Mathews is an American sociologist tenured as a professor at the Christian University of Hong Kong. He tells of first visiting the Mansions in the 1980s, and one gets the feeling that the funding for his anthropological studies arrived just a little too late; with China coming to understand what it takes to thoroughly own global trade, his low-end globalised traders are heading directly to Guangzhou, no longer in need of the Hong Kong middle man with his enforceable contracts and British business sensibility. This is certainly not Wong Kar Wai's 1960s Hong Kong.

The best part of this book is its promise, and when it recounts the stories of residents, either through anecdote or reportage. I found it fascinating as there doesn't seem to be anything like this building in Saigon, even as China is pricing itself out of the market. Then again, Vietnam is not yet known for high-tech manufacturing, or cranking out good-enough copies of mobile phones.

Unfortunately the novelty starts to wane somewhere around the middle, with the realisation that all players mentioned in the book are monothematic: they are there for money, money, money. This is what makes the building work, a friendship amongst the Indian, the Pakistani and the African possible, and indeed Hong Kong itself is the same effect written larger. That the mainstream of the host culture (Hong Kong Chinese, and more recently mainland Chinese) is uncomfortable with the third world in their midst, and identify it along racial lines, is surely true in most countries.

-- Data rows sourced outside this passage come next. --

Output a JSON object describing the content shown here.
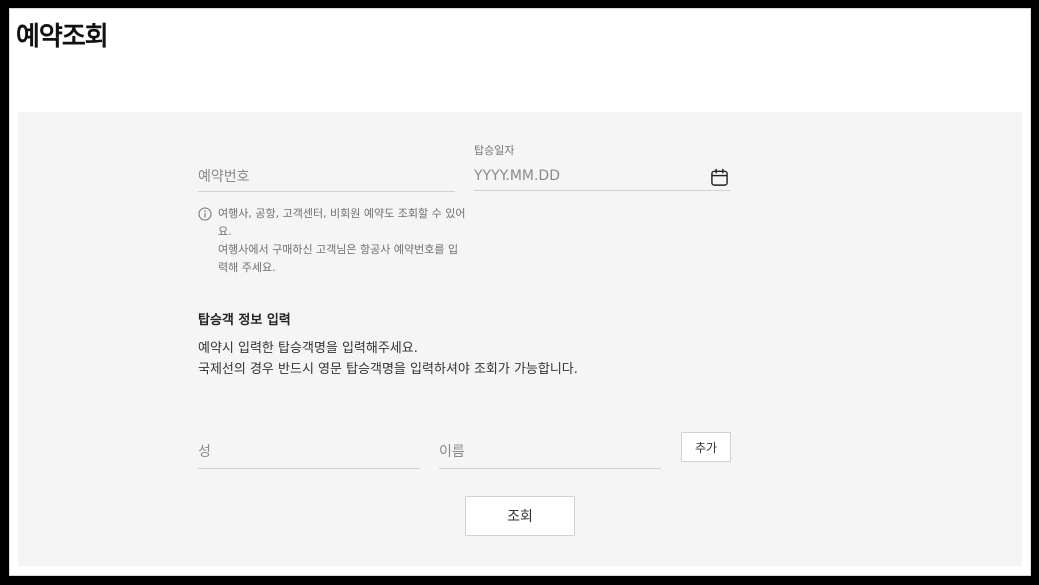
{
  "page": {
    "title": "예약조회"
  },
  "reservation": {
    "number_placeholder": "예약번호",
    "help_lines": [
      "여행사, 공항, 고객센터, 비회원 예약도 조회할 수 있어요.",
      "여행사에서 구매하신 고객님은 항공사 예약번호를 입력해 주세요."
    ]
  },
  "boarding_date": {
    "label": "탑승일자",
    "placeholder": "YYYY.MM.DD",
    "icon": "calendar-icon"
  },
  "passenger": {
    "section_title": "탑승객 정보 입력",
    "desc_lines": [
      "예약시 입력한 탑승객명을 입력해주세요.",
      "국제선의 경우 반드시 영문 탑승객명을 입력하셔야 조회가 가능합니다."
    ],
    "last_name_placeholder": "성",
    "first_name_placeholder": "이름",
    "add_label": "추가"
  },
  "actions": {
    "search_label": "조회"
  },
  "colors": {
    "panel_bg": "#f5f5f5",
    "border": "#d2d2d2",
    "placeholder": "#8a8a8a"
  }
}
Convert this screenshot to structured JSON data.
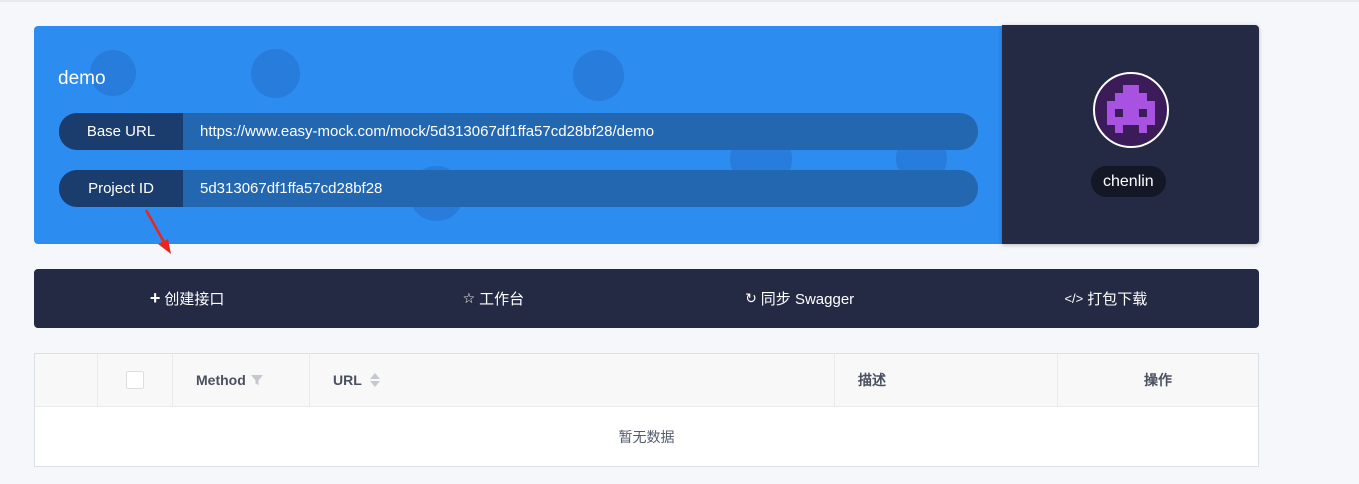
{
  "project": {
    "name": "demo",
    "base_url_label": "Base URL",
    "base_url": "https://www.easy-mock.com/mock/5d313067df1ffa57cd28bf28/demo",
    "project_id_label": "Project ID",
    "project_id": "5d313067df1ffa57cd28bf28"
  },
  "user": {
    "name": "chenlin"
  },
  "toolbar": {
    "create": "创建接口",
    "workbench": "工作台",
    "sync": "同步 Swagger",
    "download": "打包下载"
  },
  "table": {
    "headers": {
      "method": "Method",
      "url": "URL",
      "desc": "描述",
      "action": "操作"
    },
    "empty_text": "暂无数据"
  },
  "colors": {
    "accent": "#2d8cf0",
    "dark": "#252a44",
    "arrow": "#e8261e"
  }
}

Another realisation was that this book never gets to grips with the role of women in the building, with the two roles on offer being a sex worker or a (Chinese) co-owner of the building. Perhaps the few women traders are mostly into clothing and are operating in another district. It is difficult to discern whether the incessant staring at the passing women in the building is a cultural thing (a women-as-property trope from the home country) or the behaviour of a large number of sex-starved expats, both, neither, etc.

Mathews treats the plight of asylum seekers at length, and wisely restricts himself to prognostication and not prescription. From a Western perspective it is interesting to see what the Eastern approach is and will become.

To be more curmudgeonly, this book makes me think that anthropology is at the more boring end of travel writing. Less repetition would have been lovely, and a bit less promising and a bit more carry-through. I don't put a lot of stock in non-empirical paradigms, and it seems that coining them is the essence of this sort of work. Here we get the "cultural supermarket", which is perhaps trying to summarise the idea of accessible multiculturalism, i.e. exotic food with the menus in English. Unfortunately it also connotes blandness, transactionalism, exploitation of primary producers, and so forth. I'm getting that ill-fitting cheap suit sort of a feeling.

I guess I was hoping for more of a biography of the building, ala Birmingham's Leviathan, in addition to the stories of individuals. Early on, Mathews tells of a shirt of his falling fifteen stories down a light well from a clothesline in the 1980s, and the possibility of it still being there; in doing so he lifts Chungking Mansions out of the generic facelessness of the ghetto. As Sickboy said about heroin, what keeps the relationship going is personality.

I picked this up from the UNSW Library on the strength of a review on Inside Story. I was a bit surprised the library had such a recent book (August 2011).